Sense of History: an unfinished draft of an undergraduate history textbook by Robert C. Binkley, 1939-40. This transcription is not yet fully corrected.
A period is the measure of a certain distance in time. There are other kinds of distance that are important to us. Things that happen near us ordinarily affect us more than things that happen far away. A radio in the next apartment may actually give us more annoyance then a war in China. This is distance in space, geographic distance.
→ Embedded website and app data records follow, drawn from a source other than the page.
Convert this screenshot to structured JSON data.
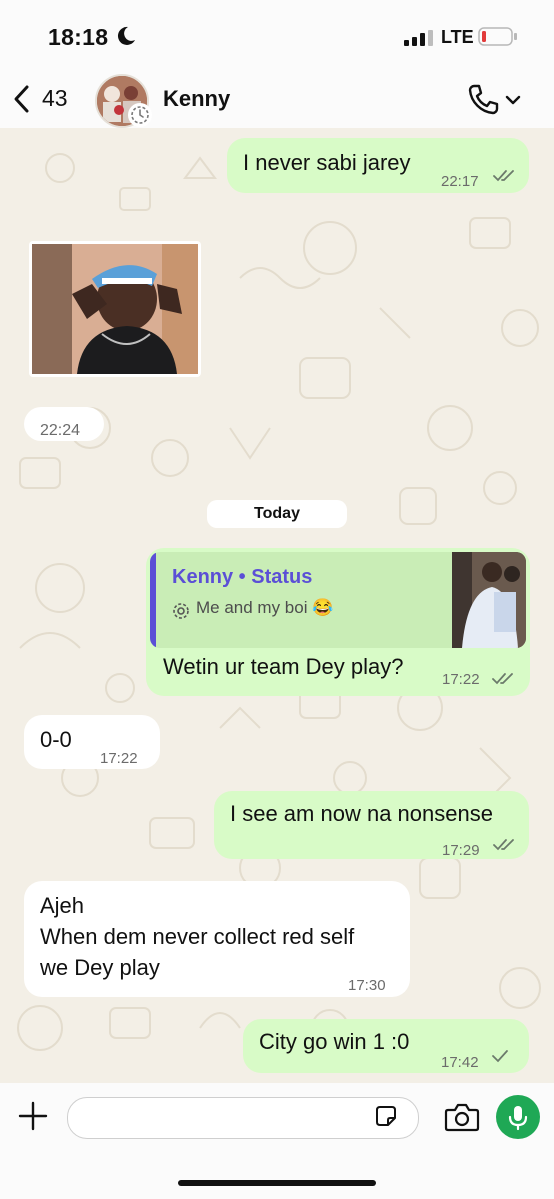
{
  "status_bar": {
    "time": "18:18",
    "network": "LTE"
  },
  "header": {
    "back_count": "43",
    "contact_name": "Kenny"
  },
  "messages": {
    "m1": {
      "text": "I never sabi jarey",
      "time": "22:17"
    },
    "m2": {
      "time": "22:24"
    },
    "day_label": "Today",
    "m3": {
      "reply_title": "Kenny • Status",
      "reply_text": "Me and my boi 😂",
      "text": "Wetin ur team Dey play?",
      "time": "17:22"
    },
    "m4": {
      "text": "0-0",
      "time": "17:22"
    },
    "m5": {
      "text": "I see am now na nonsense",
      "time": "17:29"
    },
    "m6": {
      "line1": "Ajeh",
      "line2": "When dem never collect red self",
      "line3": "we Dey play",
      "time": "17:30"
    },
    "m7": {
      "text": "City go win 1 :0",
      "time": "17:42"
    }
  },
  "colors": {
    "outgoing": "#d8fbc7",
    "incoming": "#ffffff",
    "read_tick": "#53bdeb",
    "mic": "#1fa855",
    "reply_accent": "#5b4fd6"
  },
  "icons": [
    "moon-icon",
    "signal-icon",
    "battery-icon",
    "back-chevron-icon",
    "phone-icon",
    "chevron-down-icon",
    "plus-icon",
    "sticker-icon",
    "camera-icon",
    "mic-icon",
    "double-tick-icon",
    "single-tick-icon",
    "status-icon"
  ]
}
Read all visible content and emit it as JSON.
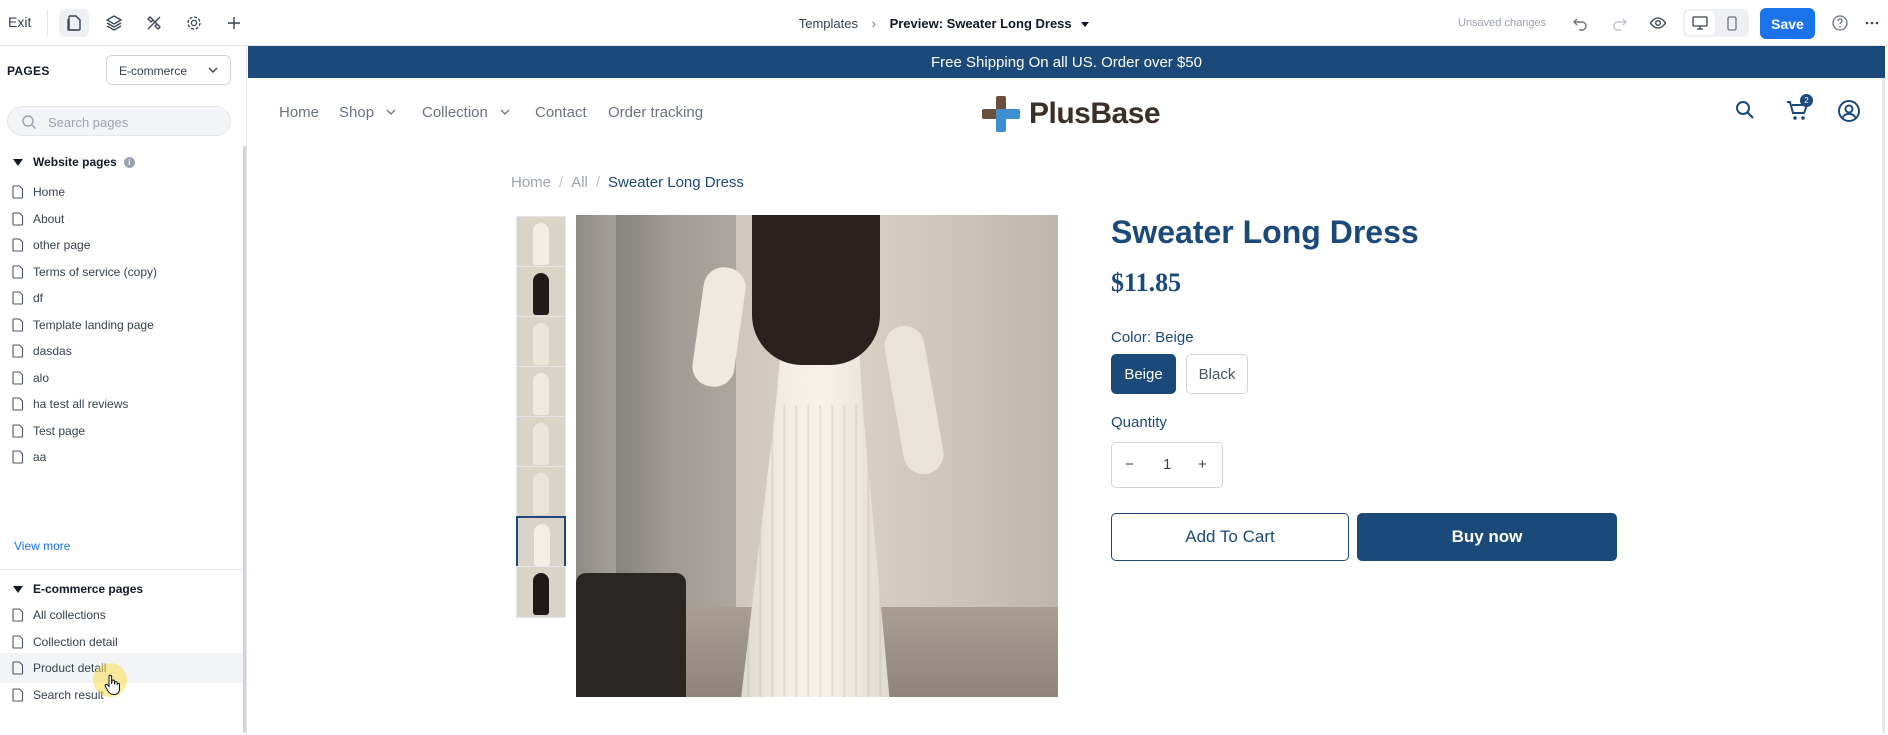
{
  "toolbar": {
    "exit_label": "Exit",
    "icons": [
      "pages-icon",
      "layers-icon",
      "design-icon",
      "settings-icon",
      "add-icon"
    ],
    "breadcrumb": {
      "templates": "Templates",
      "preview": "Preview: Sweater Long Dress"
    },
    "unsaved": "Unsaved changes",
    "save_label": "Save",
    "accent_color": "#1a73e8"
  },
  "sidebar": {
    "heading": "PAGES",
    "page_type": "E-commerce",
    "search_placeholder": "Search pages",
    "website_section": "Website pages",
    "website_pages": [
      "Home",
      "About",
      "other page",
      "Terms of service (copy)",
      "df",
      "Template landing page",
      "dasdas",
      "alo",
      "ha test all reviews",
      "Test page",
      "aa"
    ],
    "view_more": "View more",
    "ecommerce_section": "E-commerce pages",
    "ecommerce_pages": [
      "All collections",
      "Collection detail",
      "Product detail",
      "Search result"
    ]
  },
  "store": {
    "brand_color": "#1b4a7a",
    "announcement": "Free Shipping On all US. Order over $50",
    "nav": {
      "home": "Home",
      "shop": "Shop",
      "collection": "Collection",
      "contact": "Contact",
      "tracking": "Order tracking"
    },
    "logo_text": "PlusBase",
    "cart_count": "2",
    "breadcrumb": {
      "home": "Home",
      "all": "All",
      "current": "Sweater Long Dress"
    },
    "product": {
      "title": "Sweater Long Dress",
      "price": "$11.85",
      "color_label": "Color: Beige",
      "options": [
        "Beige",
        "Black"
      ],
      "selected_option": "Beige",
      "quantity_label": "Quantity",
      "quantity": "1",
      "minus": "−",
      "plus": "+",
      "add_to_cart": "Add To Cart",
      "buy_now": "Buy now",
      "thumbnail_count": 8,
      "selected_thumbnail": 7
    }
  }
}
There is still another kind of distance that is a part of our experience. It is called social distance. We speak of people being "near" to us when we feel a personal relationship to them. In this sense a person who is loved is nearer than a stranger, even if the beloved one is across the ocean and the stranger is [p.011] sitting on the same seat in the street car. There is a sense in which all men are equal to me, but they are not equidistant from me, in geographical nor social space.
Each individual is the center of the world. Around him are the people he meets in daily life. Some are insiders whom he regards as belonging to one of his own groups, some are outsiders. Beyond this ring, as if in widening circles, are people he does not know personally and thinks of collectively. And these also he divides in his mind into insiders with whom he belongs, and outsiders with whom he does not belong, into fellow citizens and foreigners, into members of the right party who have sound ideas and members of the wrong party whose ideas are unsound.
Each of the near ones whom he knows personally, and toward each of the groups of more distant ones whom he thinks of collectively, an individual will have some attitude varying from love or admiration through indifference to hatred. He does not always love the insiders and hate the outsiders. Not all who are near are admired nor are all who are at a distance despised.
Check this over as to your family, school, neighborhood, race, profession, and you will see that it is true. It is true for you, and it is true for each of the other two billion people in the world. Each of them, also, stands at the world's center.